While I was recovering from knee surgery, my buddy S.V. brought me recuperation DVDs — among them “The Dream’s On Me,” documentarian Bruce Ricker’s film homage to lyricist/composer Johnny Mercer.
[The documentary, executive-produced by Clint Eastwood, airs from time to time on TCM.]
Mercer, a tireless music maker of the highest order (by the way, Angelenos, he founded Capitol Records), had a household name in the forties and fifties as a singer/recording artist. As a lyricist he collaborated brilliantly with scads of composer-partners, most felicitously Harold Arlen. But his name has drifted into, if not obscurity, then a netherworld of under appreciation — which is why Ricker and Eastwood made the film.
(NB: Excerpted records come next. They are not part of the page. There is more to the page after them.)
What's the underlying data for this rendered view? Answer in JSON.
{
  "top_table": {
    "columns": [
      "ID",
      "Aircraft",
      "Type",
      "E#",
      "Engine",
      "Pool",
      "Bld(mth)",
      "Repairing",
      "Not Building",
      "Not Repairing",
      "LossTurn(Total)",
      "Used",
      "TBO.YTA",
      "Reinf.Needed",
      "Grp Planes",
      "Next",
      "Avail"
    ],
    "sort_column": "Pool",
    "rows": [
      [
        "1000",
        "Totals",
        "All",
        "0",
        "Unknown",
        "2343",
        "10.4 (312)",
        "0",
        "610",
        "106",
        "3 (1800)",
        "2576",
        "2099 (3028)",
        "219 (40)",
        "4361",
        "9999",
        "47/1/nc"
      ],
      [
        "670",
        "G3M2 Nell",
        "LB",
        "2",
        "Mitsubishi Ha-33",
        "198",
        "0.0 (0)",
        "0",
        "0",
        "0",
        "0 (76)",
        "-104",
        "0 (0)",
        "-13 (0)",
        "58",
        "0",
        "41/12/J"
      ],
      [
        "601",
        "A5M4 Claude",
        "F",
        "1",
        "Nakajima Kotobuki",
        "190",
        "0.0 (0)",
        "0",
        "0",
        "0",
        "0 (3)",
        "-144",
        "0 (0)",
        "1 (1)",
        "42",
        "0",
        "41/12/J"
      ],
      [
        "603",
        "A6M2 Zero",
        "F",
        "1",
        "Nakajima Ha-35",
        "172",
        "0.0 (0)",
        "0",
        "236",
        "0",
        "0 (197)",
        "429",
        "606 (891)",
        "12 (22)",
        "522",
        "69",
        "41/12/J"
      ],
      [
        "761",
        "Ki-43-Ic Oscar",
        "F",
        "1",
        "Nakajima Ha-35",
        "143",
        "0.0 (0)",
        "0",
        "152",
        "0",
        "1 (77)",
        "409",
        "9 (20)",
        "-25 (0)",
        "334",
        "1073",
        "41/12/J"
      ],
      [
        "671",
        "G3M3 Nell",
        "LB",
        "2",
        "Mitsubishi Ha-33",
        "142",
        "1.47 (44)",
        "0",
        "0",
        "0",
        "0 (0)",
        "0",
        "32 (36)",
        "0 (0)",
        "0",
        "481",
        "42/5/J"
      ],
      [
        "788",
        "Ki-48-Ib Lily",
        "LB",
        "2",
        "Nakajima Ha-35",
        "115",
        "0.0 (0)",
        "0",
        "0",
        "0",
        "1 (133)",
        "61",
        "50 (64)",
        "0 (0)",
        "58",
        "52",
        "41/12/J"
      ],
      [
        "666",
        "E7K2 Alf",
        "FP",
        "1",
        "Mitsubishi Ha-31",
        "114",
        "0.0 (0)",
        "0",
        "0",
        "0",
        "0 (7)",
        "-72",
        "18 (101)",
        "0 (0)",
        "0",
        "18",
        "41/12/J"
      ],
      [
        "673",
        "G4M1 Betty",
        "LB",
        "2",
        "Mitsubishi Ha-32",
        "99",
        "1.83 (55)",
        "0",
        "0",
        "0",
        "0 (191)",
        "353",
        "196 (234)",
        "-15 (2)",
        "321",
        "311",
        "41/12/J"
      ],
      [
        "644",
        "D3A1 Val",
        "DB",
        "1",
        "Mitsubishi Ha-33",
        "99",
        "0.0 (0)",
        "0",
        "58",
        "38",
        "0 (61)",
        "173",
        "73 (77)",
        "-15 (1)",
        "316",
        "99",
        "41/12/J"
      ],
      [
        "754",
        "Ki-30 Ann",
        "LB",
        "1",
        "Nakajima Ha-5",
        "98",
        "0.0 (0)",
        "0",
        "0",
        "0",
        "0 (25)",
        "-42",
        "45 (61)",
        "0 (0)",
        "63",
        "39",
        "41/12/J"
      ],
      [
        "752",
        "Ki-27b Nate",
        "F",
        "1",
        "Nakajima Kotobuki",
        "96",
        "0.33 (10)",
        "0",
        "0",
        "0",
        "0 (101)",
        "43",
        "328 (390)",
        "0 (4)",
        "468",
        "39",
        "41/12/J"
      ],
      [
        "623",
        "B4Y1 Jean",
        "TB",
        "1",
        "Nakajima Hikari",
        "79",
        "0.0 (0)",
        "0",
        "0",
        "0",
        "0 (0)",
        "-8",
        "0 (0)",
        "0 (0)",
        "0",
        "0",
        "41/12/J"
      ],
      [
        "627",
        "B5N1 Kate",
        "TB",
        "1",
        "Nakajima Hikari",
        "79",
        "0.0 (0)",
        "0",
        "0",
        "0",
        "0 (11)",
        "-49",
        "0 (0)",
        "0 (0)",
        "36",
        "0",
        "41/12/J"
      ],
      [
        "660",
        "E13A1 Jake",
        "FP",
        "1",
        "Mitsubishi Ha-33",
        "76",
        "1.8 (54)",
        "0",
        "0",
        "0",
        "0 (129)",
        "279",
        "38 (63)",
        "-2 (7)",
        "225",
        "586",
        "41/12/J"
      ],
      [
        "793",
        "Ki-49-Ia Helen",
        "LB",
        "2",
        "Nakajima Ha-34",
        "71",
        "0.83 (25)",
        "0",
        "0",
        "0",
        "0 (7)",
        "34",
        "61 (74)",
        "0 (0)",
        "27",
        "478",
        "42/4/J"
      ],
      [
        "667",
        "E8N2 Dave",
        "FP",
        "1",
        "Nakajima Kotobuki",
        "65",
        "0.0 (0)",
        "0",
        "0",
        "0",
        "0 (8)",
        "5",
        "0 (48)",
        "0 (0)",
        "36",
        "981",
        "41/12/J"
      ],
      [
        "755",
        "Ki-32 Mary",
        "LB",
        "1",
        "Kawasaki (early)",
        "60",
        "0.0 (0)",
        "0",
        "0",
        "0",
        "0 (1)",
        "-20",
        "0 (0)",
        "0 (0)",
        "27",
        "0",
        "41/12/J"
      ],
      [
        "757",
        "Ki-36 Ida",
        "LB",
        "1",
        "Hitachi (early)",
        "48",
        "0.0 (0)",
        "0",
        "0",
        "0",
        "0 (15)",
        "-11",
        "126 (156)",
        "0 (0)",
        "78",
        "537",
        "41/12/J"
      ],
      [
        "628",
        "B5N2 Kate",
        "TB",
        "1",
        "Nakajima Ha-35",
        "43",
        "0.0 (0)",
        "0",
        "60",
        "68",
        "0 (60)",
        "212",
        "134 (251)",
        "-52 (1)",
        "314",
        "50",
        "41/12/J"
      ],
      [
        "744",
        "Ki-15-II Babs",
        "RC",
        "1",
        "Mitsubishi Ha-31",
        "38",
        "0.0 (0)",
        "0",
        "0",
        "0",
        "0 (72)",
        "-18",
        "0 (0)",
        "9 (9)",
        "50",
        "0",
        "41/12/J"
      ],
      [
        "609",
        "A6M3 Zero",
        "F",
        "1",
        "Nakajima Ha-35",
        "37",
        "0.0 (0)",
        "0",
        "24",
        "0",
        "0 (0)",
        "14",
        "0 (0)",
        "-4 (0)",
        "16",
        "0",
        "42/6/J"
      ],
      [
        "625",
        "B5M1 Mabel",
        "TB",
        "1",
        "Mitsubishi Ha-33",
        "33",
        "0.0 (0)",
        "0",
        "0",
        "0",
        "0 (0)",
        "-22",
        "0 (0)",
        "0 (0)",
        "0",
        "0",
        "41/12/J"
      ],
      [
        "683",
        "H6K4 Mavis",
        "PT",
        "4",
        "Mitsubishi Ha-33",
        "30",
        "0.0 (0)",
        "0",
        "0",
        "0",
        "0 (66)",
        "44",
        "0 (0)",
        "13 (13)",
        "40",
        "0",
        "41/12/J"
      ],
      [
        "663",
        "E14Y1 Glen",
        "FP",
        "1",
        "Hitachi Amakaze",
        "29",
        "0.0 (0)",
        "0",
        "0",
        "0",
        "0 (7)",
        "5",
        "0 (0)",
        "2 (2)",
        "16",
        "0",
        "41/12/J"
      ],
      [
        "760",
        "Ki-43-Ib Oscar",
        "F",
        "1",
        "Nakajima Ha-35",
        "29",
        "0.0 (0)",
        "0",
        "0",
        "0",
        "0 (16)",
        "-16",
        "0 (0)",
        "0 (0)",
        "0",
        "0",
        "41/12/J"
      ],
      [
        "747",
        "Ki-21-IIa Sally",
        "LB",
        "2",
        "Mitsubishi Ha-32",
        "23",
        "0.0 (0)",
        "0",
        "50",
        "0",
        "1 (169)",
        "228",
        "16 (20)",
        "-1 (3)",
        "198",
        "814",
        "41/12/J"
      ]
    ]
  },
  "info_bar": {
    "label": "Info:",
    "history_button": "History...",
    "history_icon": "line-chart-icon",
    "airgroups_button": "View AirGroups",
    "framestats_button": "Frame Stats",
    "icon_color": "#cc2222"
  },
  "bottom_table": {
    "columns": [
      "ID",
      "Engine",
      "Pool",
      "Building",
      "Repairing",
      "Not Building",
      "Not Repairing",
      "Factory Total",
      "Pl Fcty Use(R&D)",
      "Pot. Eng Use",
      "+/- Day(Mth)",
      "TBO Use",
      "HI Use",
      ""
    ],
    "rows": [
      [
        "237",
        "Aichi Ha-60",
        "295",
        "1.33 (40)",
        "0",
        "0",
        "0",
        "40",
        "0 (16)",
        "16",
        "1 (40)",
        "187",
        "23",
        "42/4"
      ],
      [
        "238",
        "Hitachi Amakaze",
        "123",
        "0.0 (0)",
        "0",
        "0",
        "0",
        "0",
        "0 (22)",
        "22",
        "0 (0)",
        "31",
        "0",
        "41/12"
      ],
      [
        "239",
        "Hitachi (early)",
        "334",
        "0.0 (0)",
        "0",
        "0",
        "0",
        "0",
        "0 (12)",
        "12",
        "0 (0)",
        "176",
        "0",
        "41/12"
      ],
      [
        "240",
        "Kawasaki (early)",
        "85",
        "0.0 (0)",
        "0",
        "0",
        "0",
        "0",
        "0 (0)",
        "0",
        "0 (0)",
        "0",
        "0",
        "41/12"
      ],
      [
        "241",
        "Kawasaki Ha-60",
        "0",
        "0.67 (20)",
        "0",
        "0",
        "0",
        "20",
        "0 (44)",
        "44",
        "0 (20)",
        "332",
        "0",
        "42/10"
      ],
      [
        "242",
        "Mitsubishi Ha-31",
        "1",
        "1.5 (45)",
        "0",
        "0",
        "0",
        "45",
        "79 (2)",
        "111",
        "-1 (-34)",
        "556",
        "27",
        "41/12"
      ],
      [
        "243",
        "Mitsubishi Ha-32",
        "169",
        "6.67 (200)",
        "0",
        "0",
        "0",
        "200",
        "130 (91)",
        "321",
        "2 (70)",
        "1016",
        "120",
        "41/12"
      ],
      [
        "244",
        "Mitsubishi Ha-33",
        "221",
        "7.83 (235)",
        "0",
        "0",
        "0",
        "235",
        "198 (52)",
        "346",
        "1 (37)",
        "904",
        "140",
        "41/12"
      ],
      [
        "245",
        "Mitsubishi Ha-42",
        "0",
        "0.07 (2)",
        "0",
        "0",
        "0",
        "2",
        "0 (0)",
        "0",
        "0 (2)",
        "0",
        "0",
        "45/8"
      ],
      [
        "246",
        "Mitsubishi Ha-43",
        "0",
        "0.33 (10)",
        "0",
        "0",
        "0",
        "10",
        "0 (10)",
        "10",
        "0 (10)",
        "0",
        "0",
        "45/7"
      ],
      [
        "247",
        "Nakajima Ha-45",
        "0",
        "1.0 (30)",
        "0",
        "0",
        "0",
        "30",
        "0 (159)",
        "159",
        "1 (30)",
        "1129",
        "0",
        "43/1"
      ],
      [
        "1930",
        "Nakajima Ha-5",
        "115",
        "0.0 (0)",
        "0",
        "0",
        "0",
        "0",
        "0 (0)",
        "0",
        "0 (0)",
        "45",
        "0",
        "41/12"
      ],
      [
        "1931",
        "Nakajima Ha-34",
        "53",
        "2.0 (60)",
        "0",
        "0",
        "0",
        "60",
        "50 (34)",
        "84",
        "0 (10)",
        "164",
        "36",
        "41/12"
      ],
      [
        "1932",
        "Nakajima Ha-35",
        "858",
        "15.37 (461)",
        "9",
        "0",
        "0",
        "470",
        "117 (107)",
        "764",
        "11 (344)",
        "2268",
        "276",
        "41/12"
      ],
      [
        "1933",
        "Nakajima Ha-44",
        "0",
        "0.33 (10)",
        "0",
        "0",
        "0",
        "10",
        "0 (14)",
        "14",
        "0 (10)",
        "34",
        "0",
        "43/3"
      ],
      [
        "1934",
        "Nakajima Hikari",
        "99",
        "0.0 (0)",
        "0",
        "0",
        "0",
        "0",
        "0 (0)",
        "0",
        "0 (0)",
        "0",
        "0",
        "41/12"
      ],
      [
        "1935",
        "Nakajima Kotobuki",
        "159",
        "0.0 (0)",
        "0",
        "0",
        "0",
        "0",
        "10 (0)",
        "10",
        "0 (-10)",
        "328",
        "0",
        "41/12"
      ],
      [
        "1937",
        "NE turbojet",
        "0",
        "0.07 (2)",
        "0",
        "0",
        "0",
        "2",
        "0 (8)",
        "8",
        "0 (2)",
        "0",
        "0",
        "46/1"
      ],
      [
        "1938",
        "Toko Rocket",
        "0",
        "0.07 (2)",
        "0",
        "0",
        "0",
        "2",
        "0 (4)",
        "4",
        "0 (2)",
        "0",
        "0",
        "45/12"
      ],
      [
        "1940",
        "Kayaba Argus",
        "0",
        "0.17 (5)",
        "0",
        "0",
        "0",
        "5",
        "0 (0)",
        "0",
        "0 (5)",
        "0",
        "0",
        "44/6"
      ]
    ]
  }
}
The film tours the Savannah, Georgia-born Mercer’s tremendous portfolio, so astonishing in its scope and specialness you find yourself repeatedly thinking, “I didn’t know he wrote that!” about “Autumn Leaves,” “Blues in the Night,” “Something’s Gotta Give,” “One for my Baby (One for the Road),” “Days of Wine & Roses,” “I Remember You,” “Midnight Sun,” “Travelin’ Light,” “That Old Black Magic” … all huge jazz standards.
Mercer’s preferred singers, Fred Astaire, Nat Cole, Bing Crosby, Tony Bennett, Billie Holiday, and of course Sinatra, are featured in the film. Just paradise!
Johnny Mercer wrote the lyrics to “Satin Doll,” for god’s sake! Did everyone know that but me? In the film, he describes how he layered language onto Ellington’s romping instrumental:
“You couldn’t really hold that tune back,” says Mercer. “It was off what a lyric writer calls a ‘rockin’ chair’ song. You just don’t have to do any work!”
|Cigarette holder which wigs me|
Over her shoulder, she digs me.
Out cattin’ that satin doll.
Baby, shall we go out skippin?
She’s nobody’s fool so I’m playing it cool as can be.
Telephone numbers well you know,
music by Duke Ellington, Billy Strayhorn; lyrics by Johnny Mercer
- Clint Eastwood makes a public pledge to fund LACMA’s film program. Read it here.
- Just like “Satin Doll,” Hoagy Carmichael’s “Stardust” was first released as an instrumental with lyrics added afterward (not by Johnny Mercer, but Mitchell Parish). Reviewing Terry Teachout’s “Pops,” I describe Louis Armstrong’s groundbreaking 1931 recording of “Stardust” here.